**Exercise aim**
Each line of the records below that contains "Michael" needs to be copied.

+ + +

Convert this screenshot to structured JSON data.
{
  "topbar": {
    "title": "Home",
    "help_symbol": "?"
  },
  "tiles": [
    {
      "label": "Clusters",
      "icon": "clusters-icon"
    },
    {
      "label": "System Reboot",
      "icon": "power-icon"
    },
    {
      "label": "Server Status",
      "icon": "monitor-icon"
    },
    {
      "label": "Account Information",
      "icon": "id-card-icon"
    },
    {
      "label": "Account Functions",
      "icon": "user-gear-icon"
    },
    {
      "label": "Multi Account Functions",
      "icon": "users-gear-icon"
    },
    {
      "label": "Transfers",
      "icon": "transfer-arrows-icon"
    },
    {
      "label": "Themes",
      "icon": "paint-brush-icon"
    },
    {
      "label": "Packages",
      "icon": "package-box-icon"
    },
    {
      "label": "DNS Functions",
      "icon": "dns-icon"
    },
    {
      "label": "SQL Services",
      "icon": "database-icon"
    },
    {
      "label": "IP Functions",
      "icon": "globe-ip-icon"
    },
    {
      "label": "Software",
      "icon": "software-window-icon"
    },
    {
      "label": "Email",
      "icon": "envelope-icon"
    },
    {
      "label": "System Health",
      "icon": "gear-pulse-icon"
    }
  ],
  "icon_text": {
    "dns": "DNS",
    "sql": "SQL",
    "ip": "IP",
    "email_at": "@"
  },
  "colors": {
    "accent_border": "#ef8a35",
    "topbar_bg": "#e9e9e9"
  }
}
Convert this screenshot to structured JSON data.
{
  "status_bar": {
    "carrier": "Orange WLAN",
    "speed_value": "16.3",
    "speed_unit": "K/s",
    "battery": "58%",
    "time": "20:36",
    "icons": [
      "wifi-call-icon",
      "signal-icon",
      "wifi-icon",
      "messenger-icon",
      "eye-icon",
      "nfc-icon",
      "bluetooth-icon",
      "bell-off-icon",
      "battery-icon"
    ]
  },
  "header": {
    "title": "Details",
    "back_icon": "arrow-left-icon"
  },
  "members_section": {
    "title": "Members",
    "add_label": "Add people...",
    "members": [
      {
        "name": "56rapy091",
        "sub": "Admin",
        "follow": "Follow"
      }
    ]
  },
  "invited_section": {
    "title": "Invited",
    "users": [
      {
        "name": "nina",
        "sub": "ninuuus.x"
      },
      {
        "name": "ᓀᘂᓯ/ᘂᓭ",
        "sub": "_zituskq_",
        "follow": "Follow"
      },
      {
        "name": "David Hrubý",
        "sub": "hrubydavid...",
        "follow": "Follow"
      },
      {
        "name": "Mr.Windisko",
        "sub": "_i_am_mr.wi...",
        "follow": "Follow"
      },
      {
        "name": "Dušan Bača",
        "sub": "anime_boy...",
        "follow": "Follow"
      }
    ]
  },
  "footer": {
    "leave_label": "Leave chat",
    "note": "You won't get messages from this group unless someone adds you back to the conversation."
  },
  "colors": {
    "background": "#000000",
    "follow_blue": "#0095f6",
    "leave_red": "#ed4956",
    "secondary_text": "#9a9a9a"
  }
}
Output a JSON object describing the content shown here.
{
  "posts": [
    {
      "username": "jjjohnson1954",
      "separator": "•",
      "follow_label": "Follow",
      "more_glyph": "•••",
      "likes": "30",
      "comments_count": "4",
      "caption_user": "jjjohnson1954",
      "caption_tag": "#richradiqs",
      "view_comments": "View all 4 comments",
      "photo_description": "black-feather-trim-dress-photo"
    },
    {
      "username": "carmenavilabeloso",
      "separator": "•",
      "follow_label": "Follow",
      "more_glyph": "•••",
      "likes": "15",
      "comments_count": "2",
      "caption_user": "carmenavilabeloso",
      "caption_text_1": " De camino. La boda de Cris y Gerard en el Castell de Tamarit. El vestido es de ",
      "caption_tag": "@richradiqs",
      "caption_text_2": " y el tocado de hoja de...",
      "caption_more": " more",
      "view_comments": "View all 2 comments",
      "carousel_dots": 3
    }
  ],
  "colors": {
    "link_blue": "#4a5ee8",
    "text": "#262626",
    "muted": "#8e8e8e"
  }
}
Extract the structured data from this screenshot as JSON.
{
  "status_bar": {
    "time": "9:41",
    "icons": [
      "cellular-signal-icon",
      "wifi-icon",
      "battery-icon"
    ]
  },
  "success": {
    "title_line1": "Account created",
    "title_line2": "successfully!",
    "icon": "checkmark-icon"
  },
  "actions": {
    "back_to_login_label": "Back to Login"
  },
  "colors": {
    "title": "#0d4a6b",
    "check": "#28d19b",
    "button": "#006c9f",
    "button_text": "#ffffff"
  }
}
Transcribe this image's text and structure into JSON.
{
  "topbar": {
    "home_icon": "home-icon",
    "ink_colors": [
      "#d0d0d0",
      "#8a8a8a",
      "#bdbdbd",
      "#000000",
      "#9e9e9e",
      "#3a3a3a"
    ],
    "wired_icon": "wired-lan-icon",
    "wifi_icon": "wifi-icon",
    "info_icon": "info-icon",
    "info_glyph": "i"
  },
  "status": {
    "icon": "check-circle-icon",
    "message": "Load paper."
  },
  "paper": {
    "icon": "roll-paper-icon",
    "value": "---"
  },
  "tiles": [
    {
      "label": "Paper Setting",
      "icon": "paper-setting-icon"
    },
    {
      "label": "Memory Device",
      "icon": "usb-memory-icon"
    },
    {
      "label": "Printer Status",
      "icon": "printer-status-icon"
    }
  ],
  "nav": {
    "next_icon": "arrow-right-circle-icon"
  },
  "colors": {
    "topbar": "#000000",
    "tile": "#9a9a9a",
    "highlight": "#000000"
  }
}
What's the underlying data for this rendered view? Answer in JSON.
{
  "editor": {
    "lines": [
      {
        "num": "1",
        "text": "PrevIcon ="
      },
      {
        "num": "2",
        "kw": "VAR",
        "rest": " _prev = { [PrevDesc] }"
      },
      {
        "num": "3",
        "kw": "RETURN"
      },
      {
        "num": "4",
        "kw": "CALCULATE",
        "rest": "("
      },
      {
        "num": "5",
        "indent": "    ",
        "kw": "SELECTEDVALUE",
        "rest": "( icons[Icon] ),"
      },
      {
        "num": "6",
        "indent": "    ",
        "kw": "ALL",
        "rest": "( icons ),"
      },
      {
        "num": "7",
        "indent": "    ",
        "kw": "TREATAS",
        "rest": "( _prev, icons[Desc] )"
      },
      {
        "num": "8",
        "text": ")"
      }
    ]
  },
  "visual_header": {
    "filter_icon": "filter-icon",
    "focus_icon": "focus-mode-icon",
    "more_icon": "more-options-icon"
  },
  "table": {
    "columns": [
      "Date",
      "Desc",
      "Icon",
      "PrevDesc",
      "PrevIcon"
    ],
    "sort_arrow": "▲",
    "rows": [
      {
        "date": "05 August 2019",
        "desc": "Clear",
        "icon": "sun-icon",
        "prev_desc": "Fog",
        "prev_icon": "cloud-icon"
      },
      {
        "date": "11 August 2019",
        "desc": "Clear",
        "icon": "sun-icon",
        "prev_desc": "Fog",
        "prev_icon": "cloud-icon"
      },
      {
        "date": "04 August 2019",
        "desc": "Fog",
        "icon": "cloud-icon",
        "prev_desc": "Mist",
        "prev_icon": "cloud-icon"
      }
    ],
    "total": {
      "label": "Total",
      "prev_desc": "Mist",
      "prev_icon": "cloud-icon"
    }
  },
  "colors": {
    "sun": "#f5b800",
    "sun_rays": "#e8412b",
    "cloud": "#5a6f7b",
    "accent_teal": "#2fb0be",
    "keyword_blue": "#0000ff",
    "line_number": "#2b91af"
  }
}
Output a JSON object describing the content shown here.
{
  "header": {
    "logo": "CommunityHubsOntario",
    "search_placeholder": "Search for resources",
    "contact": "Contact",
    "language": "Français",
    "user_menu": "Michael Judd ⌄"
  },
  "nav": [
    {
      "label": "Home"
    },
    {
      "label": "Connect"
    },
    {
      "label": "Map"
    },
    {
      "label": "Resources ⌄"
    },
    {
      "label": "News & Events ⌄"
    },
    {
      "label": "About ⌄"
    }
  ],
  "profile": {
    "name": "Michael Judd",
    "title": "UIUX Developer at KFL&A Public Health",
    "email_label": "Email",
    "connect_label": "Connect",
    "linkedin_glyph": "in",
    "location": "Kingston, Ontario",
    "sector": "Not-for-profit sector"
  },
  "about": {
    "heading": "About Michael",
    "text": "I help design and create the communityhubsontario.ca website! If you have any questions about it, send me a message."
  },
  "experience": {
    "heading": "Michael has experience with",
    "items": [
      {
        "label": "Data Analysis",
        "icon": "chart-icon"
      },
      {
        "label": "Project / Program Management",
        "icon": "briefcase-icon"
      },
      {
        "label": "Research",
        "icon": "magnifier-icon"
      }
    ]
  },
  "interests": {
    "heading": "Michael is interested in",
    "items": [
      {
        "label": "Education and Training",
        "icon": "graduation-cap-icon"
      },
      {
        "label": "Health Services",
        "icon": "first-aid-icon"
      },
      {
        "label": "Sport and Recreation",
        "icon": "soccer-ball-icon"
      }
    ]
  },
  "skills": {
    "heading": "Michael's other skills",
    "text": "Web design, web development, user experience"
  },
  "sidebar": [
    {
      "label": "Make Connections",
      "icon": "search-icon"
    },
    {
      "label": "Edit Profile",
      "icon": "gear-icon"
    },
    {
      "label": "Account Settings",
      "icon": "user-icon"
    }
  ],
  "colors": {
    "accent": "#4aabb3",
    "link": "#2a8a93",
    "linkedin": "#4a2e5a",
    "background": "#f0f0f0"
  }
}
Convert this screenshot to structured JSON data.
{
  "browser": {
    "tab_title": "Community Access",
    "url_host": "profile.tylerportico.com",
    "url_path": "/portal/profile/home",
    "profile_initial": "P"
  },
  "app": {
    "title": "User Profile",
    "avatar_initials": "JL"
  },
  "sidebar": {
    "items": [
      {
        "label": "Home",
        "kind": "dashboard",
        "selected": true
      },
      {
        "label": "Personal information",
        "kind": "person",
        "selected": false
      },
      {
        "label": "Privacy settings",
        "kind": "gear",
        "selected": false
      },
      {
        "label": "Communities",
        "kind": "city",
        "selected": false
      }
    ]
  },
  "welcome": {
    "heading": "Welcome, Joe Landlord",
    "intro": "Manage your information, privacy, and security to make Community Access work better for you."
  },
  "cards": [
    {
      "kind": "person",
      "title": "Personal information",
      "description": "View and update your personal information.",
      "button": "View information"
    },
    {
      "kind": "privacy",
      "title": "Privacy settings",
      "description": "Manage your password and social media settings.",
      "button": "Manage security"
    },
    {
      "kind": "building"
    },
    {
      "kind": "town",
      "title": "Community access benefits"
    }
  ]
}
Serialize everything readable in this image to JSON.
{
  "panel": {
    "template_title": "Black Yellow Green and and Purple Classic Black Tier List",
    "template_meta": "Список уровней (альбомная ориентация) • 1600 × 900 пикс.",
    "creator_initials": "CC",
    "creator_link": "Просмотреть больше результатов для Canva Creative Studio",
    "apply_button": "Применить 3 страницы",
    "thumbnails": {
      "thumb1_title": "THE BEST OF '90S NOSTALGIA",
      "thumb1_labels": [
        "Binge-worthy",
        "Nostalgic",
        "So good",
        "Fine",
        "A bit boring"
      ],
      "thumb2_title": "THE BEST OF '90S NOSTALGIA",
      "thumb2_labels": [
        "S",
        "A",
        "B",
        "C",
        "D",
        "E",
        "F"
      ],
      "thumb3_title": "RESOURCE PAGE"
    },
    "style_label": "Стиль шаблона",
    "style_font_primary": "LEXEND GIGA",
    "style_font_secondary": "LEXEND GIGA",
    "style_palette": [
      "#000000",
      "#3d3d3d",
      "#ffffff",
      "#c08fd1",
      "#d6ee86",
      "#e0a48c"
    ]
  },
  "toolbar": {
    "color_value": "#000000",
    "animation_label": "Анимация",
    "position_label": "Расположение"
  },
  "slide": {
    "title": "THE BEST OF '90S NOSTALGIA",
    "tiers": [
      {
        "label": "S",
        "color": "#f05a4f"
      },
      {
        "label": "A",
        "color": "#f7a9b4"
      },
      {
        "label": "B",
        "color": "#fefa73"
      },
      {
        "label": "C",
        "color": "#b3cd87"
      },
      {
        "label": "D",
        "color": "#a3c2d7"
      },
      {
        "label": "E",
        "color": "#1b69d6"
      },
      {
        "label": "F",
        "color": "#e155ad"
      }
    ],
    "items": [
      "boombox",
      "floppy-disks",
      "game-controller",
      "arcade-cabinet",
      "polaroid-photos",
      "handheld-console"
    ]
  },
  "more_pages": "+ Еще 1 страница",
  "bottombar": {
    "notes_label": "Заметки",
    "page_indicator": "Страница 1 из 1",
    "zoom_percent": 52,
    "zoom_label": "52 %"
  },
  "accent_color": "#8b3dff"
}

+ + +

**Output of the task**
    "user_menu": "Michael Judd ⌄"
    "name": "Michael Judd",
    "heading": "About Michael",
    "heading": "Michael has experience with",
    "heading": "Michael is interested in",
    "heading": "Michael's other skills",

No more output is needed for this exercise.